The usual approach in determining when negligence causes an injury is to apply what is commonly called the ‘but for’ test: ‘but for the action or inaction of the defendant, the plaintiff would not have been injured’.
 A substantial connection between the injury and the defendant’s conduct is also required. It ensures that the injuries will not be attributable to the defendant if they are “… due to factors unconnected to the defendant and not the fault of anyone” …
 Resurfice Corp. v Hanke, 2007 SCC 7 at paras 21-22,  1 SCR 333; Clements v Clements, 2012 SCC 32 at para 46, 346 DLR (4th) 577.
 Ibid at para 23.
Let’s ignore the conflict between the statements in the first and second sentences of . One such conflict is this: if there is any connection between the defendant’s conduct and the injury, then the injury is not “unconnected” to the defendant. That the connection might not be a basis for imposing liability is not a question of factual causation.
Instead, let’s consider the problems created by  if it was intended to modify  and, so, to deal with proof of factual causation. Did the trial judge mean to assert that a necessary cause is not a factual cause unless it is also a substantial cause? If so, that would be (ahem) necessarily contrary to the “plain” meaning of “necessary”, apparently contrary to para. 8 of Clements
 The test for showing causation is the “but for” test. The plaintiff must show on a balance of probabilities that “but for” the defendant’s negligent act, the injury would not have occurred. Inherent in the phrase “but for” is the requirement that the defendant’s negligence was necessary to bring about the injury ― in other words that the injury would not have occurred without the defendant’s negligence. This is a factual inquiry.
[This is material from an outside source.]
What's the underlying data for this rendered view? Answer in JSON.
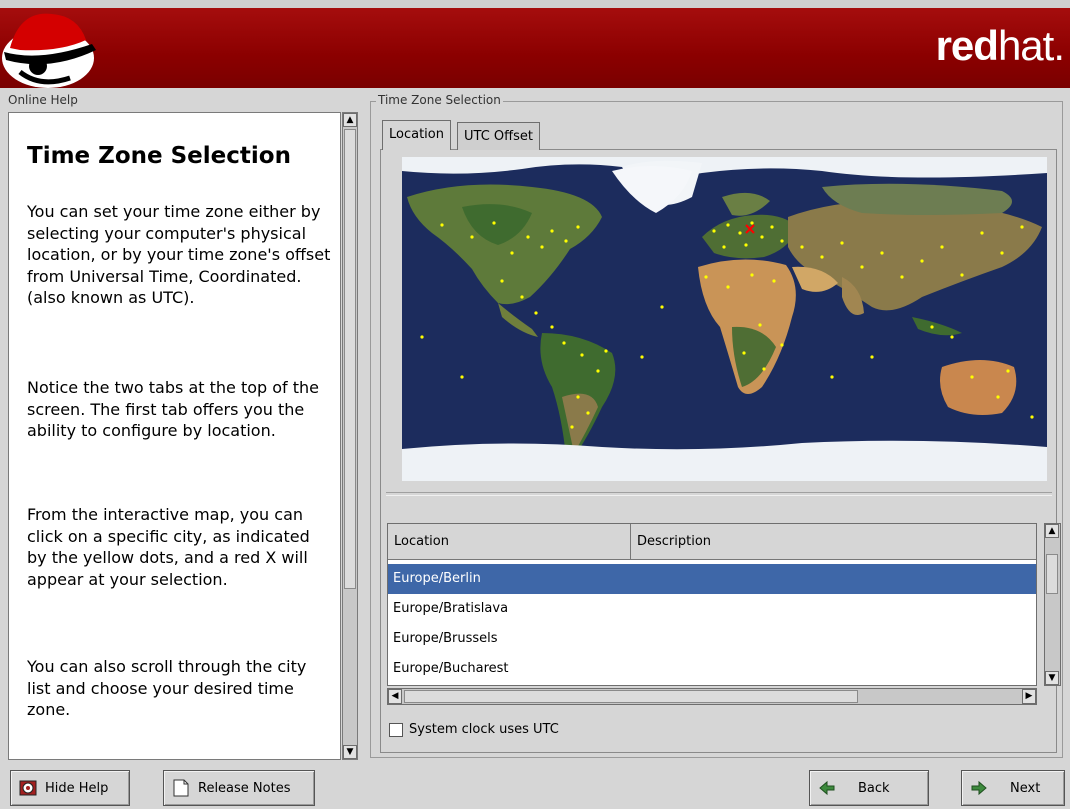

If the plaintiff does not establish this on a balance of probabilities, having regard to all the evidence, her action against the defendant fails.
which the trial judge did not reference. The reference to para. 46 of Clements is to para. 46(1):
[46(1)] As a general rule, a plaintiff cannot succeed unless she shows as a matter of fact that she would not have suffered the loss “but for” the negligent act or acts of the defendant. A trial judge is to take a robust and pragmatic approach to determining if a plaintiff has established that the defendant’s negligence caused her loss. Scientific proof of causation is not required.
and, one should not forget, explicitly contrary to everybody’s (?) seminal case, Athey v Leonati,  3 SCR 458, 1996 CanLII 183 at para. 41.2
2. If it was necessary to have both the accidents and the pre-existing back condition for the herniation to occur, then causation is proven, since the herniation would not have occurred but for the accidents. Even if the accidents played a minor role, the defendant would be fully liable because the accidents were still a necessary contributing cause.
The underlining is in the original.
While the “substantial connection” phrase was repeated in Clements, it was not in the context of somehow relating the use in para. 23 of Resurfice to the meaning of “necessary” in the but-or test. The discussion, in Clements, appears in paragraphs 20-23, in the context of the court’s discussion of the development of a test for legal causation other than the but-for test.
In any event, I think most plaintiffs lawyers would NOW be surprised to be told that, to establish factual causation, they have to go beyond “mere” necessity, whatever “mere” means in this context, and establish “substantial” necessity, whatever “substantial” means in this context.
In case one anyone wonders – the reasons in Malton are quite long – I saw nothing in my review of what I thought to be portions relevant to this discussion to suggest the trial judge meant para. 493 to refer to “proximate cause”, i.e., remoteness arguments.